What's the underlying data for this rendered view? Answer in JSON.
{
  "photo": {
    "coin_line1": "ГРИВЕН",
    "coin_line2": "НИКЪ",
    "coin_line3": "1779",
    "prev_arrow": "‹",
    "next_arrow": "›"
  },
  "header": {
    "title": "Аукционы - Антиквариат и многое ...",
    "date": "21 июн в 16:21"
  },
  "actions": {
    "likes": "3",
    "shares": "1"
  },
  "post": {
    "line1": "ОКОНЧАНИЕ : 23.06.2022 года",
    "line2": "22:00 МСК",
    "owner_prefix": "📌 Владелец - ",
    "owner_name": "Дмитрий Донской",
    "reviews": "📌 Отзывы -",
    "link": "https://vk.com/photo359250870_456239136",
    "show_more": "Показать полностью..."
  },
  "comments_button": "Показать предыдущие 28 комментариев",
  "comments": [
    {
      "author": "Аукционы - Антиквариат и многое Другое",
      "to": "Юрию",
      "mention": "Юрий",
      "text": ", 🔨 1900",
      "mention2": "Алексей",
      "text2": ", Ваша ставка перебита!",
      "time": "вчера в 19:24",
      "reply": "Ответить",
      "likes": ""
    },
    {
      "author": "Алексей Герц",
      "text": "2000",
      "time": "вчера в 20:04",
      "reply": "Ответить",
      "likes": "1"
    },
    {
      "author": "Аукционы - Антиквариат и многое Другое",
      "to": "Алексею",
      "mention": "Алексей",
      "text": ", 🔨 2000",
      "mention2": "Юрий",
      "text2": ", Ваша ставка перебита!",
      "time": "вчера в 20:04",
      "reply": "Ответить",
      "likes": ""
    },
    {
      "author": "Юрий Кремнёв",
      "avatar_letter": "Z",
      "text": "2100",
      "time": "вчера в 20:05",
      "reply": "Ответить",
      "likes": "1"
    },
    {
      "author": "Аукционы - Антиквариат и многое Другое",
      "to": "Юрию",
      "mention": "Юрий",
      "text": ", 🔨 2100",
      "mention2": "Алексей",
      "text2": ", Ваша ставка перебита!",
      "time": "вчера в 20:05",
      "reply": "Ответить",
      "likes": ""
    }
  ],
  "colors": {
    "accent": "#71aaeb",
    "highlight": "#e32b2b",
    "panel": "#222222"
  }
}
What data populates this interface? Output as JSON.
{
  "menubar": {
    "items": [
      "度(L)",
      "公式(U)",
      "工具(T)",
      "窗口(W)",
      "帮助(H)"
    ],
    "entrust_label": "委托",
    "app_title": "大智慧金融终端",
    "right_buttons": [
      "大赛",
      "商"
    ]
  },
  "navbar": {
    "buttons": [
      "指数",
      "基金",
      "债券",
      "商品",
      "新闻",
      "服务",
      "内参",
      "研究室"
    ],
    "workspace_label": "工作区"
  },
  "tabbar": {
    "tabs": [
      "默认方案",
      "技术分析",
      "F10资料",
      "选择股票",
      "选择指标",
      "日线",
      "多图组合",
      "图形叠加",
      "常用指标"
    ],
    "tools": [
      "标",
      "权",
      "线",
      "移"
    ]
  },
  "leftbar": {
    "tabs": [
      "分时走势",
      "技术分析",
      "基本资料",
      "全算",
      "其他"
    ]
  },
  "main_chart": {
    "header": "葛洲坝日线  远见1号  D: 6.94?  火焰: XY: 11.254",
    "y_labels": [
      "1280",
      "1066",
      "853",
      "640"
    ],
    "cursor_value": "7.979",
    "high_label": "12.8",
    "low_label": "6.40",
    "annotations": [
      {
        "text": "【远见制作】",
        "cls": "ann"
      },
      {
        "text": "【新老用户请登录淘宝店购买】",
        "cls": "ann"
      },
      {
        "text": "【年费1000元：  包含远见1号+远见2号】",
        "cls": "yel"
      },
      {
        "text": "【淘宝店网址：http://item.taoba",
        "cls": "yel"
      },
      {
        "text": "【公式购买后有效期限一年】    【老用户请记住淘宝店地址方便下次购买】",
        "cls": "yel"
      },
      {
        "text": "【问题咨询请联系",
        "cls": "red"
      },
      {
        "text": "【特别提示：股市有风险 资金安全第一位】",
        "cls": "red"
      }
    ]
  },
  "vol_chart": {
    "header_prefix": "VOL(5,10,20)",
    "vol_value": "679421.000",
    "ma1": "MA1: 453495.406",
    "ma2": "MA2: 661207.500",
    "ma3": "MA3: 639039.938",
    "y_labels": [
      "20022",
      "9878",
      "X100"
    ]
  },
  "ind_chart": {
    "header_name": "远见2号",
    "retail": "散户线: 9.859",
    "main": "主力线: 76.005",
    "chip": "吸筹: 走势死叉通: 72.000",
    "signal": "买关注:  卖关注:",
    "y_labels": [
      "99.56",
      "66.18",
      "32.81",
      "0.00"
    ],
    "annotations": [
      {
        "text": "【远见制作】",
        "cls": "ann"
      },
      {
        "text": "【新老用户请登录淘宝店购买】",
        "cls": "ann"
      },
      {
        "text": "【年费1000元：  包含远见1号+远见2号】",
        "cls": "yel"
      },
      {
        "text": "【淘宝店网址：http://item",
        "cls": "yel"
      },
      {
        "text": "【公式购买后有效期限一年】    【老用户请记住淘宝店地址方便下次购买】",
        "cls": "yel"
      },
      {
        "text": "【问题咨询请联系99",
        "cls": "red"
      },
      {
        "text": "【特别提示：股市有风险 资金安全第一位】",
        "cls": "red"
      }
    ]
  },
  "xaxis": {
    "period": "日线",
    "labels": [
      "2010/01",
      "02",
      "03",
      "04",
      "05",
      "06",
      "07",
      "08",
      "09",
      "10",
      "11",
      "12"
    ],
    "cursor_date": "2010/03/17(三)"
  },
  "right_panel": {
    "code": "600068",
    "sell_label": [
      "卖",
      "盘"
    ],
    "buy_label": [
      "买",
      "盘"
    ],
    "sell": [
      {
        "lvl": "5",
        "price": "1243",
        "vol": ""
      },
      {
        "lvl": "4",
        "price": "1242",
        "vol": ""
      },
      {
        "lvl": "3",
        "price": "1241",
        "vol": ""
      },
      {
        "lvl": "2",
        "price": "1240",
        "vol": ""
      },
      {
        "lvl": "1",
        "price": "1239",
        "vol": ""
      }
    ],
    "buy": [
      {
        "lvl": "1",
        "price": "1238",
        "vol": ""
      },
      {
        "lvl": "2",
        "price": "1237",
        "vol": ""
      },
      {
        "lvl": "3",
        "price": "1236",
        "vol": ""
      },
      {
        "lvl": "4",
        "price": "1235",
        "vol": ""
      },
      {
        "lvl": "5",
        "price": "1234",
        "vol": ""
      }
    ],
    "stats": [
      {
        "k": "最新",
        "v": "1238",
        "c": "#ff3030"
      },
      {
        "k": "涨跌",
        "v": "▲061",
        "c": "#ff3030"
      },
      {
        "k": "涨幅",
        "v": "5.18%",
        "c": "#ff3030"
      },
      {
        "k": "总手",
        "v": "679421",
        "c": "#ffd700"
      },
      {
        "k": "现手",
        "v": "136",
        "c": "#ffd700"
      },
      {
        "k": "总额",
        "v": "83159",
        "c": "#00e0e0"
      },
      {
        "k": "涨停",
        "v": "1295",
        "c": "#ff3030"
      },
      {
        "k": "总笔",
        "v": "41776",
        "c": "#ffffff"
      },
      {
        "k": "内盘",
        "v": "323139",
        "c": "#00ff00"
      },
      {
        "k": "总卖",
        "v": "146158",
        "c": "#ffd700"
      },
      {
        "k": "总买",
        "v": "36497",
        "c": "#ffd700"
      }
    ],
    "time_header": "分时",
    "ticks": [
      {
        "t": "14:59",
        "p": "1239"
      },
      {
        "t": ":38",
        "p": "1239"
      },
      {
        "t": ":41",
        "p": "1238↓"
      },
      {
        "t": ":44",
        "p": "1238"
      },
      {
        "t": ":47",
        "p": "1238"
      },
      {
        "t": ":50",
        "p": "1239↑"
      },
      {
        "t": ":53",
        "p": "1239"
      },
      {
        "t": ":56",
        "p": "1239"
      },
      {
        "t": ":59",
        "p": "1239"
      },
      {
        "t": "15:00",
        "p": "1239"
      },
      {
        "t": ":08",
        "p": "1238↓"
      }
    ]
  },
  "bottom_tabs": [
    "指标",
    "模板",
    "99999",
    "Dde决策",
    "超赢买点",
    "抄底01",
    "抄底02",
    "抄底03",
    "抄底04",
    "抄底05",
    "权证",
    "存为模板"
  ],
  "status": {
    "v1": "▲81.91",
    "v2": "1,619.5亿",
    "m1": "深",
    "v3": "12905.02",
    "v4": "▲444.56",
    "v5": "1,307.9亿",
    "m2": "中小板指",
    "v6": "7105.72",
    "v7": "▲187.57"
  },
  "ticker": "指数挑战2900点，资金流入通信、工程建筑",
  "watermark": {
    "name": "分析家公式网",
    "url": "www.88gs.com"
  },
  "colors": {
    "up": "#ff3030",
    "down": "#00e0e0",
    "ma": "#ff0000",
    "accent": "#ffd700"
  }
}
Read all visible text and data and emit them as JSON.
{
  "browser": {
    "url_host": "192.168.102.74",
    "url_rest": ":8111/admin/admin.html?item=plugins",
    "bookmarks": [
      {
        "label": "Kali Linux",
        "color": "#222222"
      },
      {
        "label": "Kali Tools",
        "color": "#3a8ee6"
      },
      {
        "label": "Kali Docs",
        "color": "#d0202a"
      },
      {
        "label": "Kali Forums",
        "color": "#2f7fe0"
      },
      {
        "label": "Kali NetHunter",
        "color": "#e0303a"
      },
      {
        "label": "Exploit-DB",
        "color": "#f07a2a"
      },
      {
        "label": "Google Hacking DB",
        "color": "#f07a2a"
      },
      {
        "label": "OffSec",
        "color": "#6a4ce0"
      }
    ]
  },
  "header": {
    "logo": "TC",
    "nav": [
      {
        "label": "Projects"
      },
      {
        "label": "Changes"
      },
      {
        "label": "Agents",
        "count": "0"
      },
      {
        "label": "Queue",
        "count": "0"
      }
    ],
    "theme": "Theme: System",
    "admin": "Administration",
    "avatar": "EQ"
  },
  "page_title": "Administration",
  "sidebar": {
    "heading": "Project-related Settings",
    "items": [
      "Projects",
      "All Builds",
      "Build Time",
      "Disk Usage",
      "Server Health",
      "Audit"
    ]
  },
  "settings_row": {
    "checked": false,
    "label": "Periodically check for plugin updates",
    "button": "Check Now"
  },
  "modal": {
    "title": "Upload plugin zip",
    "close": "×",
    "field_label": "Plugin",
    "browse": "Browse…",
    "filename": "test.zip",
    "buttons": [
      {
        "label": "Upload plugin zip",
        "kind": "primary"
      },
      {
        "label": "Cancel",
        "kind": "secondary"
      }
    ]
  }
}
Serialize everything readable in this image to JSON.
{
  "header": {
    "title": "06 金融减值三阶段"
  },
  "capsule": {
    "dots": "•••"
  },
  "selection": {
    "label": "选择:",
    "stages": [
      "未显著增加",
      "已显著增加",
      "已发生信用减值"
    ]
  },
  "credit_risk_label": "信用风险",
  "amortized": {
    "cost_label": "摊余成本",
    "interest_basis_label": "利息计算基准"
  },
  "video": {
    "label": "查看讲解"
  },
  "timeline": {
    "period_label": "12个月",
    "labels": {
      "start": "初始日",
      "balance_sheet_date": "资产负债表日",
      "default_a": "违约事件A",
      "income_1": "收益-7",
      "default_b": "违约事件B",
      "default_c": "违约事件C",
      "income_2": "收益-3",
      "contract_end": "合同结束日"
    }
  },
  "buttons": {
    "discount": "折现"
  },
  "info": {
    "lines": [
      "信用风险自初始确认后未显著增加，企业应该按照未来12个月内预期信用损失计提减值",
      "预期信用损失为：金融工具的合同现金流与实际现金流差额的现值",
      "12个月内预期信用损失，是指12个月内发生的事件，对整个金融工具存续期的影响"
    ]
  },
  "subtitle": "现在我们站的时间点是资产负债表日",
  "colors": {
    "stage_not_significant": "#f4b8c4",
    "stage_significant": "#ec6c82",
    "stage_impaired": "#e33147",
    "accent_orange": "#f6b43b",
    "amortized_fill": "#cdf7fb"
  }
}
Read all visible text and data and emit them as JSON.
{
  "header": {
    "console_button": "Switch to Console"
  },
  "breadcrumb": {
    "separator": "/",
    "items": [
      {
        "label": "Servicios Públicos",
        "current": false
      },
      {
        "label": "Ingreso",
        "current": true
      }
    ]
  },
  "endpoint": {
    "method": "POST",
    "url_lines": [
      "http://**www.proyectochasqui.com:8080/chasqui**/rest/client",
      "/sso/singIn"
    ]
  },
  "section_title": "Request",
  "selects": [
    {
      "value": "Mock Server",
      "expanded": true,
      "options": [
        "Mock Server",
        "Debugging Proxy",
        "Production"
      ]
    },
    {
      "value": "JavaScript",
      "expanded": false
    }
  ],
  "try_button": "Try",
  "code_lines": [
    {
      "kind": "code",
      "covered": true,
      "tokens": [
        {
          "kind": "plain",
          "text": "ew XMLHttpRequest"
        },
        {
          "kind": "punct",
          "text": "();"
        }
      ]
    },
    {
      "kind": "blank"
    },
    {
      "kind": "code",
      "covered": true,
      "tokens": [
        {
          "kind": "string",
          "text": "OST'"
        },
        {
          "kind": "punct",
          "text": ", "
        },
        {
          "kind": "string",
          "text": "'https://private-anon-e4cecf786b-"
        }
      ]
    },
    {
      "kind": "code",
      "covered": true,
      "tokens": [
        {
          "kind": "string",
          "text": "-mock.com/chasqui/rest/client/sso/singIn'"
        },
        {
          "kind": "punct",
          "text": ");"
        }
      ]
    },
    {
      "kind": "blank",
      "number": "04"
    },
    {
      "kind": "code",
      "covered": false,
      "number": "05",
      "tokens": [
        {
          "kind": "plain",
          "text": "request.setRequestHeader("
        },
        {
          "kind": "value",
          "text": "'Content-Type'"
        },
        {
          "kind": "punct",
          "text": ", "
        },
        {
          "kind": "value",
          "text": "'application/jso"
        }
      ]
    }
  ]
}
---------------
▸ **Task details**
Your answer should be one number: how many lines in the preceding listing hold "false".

▸ **Answer space**
4